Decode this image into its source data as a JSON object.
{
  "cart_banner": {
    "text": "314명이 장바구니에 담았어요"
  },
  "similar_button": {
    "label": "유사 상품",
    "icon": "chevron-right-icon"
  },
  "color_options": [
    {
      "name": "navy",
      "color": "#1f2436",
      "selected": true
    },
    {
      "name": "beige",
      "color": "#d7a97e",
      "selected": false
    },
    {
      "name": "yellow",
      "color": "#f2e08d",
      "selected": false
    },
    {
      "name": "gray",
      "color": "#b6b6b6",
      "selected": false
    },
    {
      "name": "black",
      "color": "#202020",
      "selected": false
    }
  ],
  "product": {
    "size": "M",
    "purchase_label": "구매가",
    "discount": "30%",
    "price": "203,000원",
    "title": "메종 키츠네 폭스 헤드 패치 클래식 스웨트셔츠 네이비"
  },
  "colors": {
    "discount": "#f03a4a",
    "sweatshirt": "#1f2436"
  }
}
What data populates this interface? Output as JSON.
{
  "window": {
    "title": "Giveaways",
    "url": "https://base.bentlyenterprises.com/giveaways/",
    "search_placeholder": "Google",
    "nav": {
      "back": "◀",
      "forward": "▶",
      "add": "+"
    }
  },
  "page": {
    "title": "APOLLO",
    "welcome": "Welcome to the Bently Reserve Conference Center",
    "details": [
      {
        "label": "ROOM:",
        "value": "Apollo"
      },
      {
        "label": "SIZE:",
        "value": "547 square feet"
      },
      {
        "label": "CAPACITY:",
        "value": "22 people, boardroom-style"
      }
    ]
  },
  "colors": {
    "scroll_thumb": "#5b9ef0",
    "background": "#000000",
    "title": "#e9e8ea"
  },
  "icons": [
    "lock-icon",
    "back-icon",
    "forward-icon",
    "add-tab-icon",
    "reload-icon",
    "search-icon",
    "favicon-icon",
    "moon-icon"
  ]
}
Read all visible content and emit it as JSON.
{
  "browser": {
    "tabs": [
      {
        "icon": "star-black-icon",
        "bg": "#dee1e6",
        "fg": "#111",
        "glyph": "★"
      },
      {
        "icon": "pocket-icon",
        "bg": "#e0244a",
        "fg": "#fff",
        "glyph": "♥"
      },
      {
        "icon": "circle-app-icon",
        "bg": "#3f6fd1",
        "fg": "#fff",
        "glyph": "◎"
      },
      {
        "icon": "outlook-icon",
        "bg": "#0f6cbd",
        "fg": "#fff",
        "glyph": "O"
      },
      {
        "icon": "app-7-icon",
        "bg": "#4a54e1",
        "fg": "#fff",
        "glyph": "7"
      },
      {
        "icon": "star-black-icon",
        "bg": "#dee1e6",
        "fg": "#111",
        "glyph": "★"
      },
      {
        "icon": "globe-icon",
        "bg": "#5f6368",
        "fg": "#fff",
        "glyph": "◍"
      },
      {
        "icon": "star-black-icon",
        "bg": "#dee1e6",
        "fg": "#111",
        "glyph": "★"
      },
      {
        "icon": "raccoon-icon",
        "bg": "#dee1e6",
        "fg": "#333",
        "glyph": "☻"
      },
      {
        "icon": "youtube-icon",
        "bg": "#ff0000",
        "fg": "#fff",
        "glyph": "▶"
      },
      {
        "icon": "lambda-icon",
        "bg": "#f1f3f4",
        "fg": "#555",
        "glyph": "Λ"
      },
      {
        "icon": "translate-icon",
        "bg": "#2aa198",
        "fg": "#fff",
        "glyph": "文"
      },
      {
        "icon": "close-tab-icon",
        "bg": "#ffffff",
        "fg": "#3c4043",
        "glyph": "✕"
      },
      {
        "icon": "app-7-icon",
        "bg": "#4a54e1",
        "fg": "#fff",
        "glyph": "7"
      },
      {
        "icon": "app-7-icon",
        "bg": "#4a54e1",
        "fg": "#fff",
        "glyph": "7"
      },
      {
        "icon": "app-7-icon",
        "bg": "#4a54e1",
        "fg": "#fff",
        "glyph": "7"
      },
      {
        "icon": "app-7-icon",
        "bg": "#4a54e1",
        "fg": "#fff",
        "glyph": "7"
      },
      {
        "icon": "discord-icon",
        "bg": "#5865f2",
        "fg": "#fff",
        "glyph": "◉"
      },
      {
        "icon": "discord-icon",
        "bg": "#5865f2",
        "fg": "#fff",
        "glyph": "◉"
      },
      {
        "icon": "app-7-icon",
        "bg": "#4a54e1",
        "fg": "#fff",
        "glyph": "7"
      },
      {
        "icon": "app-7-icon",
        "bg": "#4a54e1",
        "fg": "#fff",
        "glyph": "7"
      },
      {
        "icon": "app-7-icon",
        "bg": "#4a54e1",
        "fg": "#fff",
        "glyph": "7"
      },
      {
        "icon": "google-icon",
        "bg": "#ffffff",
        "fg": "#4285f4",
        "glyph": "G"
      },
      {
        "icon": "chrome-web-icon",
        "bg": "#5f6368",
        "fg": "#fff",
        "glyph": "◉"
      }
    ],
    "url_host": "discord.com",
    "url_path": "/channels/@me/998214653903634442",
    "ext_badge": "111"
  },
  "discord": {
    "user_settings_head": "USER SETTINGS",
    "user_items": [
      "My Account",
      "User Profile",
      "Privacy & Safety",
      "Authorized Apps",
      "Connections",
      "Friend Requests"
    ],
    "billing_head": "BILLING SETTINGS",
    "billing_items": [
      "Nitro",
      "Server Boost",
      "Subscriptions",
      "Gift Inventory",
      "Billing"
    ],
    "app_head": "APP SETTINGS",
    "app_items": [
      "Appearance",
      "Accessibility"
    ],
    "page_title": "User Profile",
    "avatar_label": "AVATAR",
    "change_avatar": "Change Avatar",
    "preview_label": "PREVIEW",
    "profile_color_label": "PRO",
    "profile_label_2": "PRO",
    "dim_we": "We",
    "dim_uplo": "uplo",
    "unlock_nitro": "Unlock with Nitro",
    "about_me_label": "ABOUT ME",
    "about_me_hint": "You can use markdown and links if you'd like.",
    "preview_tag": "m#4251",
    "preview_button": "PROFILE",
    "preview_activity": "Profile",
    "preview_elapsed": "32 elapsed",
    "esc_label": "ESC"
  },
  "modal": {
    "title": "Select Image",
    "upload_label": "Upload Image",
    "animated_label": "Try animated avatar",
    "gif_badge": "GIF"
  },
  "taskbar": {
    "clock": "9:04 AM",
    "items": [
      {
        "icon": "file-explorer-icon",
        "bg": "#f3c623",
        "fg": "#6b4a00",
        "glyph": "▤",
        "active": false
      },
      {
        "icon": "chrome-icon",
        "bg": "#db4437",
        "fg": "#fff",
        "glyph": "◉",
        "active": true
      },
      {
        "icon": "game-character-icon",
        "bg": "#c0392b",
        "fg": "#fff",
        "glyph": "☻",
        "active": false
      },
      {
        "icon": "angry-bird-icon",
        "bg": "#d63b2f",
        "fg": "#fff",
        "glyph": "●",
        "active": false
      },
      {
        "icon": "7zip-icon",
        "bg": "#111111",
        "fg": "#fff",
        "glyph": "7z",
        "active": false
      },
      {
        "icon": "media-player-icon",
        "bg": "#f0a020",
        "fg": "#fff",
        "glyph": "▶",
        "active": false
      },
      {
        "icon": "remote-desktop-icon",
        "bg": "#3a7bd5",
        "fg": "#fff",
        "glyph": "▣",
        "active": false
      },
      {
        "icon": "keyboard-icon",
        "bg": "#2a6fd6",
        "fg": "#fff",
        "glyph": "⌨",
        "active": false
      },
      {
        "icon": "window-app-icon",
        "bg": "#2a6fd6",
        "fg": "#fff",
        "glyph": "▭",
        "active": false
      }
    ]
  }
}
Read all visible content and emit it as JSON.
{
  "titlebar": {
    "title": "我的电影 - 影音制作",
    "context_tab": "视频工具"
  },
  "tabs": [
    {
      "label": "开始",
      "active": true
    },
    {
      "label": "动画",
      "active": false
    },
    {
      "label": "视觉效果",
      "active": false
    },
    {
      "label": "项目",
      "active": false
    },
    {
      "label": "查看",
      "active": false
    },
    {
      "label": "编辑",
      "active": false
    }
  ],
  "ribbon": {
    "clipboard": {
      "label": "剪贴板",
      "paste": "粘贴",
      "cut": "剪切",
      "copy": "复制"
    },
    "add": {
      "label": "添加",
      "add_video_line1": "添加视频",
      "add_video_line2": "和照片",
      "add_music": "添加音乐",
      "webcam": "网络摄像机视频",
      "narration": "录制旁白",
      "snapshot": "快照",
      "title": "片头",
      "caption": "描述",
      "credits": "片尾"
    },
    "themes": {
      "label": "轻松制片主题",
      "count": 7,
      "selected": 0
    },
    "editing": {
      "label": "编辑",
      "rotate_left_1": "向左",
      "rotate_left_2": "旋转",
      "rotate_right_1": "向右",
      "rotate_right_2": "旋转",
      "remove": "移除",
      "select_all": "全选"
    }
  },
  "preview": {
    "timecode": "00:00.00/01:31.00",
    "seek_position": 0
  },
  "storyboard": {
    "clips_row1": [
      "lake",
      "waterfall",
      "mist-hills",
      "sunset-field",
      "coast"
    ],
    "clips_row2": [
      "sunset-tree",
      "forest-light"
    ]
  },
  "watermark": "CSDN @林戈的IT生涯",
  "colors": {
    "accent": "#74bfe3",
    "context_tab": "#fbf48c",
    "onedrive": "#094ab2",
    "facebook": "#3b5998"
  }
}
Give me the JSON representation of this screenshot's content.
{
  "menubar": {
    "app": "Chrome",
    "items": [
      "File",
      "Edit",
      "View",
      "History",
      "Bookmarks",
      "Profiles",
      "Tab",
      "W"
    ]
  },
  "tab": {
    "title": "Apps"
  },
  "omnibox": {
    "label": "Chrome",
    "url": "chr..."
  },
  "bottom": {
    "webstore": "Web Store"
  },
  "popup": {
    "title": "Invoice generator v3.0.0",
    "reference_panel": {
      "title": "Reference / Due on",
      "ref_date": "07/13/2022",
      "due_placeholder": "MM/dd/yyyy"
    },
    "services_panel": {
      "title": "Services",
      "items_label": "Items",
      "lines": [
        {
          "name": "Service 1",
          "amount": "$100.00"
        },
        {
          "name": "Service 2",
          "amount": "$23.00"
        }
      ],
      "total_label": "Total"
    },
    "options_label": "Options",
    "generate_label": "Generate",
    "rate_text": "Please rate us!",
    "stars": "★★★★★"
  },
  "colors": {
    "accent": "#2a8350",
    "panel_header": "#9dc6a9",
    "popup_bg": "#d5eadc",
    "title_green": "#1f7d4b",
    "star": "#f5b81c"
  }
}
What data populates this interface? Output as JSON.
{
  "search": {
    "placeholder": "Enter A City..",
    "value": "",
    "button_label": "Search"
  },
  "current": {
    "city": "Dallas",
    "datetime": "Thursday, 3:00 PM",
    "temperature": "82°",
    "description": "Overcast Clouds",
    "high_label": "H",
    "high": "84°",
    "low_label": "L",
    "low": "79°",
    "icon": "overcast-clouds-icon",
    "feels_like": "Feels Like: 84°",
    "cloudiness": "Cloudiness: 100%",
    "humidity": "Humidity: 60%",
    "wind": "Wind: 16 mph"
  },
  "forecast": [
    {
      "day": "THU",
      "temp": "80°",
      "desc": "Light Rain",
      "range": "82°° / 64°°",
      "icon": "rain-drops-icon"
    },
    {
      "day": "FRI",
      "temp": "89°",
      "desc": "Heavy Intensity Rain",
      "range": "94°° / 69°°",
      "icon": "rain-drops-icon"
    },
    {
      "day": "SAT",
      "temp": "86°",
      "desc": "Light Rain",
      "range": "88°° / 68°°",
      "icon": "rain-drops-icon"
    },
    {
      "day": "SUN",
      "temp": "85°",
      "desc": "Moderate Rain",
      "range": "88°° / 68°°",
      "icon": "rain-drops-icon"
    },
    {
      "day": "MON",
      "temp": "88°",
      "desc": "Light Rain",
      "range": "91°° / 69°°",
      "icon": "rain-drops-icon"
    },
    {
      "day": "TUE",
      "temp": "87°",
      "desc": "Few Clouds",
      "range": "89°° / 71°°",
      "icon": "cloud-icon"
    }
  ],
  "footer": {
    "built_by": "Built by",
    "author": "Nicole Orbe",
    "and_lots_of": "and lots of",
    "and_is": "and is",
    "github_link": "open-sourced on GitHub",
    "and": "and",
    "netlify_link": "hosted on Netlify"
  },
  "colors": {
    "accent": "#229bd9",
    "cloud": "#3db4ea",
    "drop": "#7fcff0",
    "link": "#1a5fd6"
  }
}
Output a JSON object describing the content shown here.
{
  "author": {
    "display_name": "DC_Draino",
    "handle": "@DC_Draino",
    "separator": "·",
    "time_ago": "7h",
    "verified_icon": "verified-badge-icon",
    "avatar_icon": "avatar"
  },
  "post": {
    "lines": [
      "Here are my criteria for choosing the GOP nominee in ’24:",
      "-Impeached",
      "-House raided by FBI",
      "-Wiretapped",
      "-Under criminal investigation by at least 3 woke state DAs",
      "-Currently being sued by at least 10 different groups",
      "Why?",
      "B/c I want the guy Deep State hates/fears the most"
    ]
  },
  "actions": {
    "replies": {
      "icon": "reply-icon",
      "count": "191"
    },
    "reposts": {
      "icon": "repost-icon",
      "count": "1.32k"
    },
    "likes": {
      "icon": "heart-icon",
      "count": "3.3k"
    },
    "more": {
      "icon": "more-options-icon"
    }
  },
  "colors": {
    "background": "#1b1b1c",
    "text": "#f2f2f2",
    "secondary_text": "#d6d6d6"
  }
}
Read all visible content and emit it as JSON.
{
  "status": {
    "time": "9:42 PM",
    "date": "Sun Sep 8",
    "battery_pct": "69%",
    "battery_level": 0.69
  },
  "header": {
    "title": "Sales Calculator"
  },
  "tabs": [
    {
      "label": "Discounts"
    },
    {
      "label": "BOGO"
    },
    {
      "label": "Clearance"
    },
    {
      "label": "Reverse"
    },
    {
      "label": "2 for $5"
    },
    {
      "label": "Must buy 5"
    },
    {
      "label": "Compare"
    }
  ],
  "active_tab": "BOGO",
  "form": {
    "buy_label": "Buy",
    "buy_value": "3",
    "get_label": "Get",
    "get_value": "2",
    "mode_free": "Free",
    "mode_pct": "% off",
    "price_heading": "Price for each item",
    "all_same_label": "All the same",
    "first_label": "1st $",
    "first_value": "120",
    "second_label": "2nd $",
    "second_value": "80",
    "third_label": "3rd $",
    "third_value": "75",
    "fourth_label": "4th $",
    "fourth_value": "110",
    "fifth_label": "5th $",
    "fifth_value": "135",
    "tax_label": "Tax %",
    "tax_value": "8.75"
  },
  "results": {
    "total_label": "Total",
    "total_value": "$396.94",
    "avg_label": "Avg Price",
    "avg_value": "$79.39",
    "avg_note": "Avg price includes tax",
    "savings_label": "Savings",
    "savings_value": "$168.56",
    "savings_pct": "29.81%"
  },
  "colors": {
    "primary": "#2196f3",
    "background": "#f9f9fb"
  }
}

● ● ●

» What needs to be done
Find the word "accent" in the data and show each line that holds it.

» Answer space
    "accent": "#74bfe3",
    "accent": "#2a8350",
    "accent": "#229bd9",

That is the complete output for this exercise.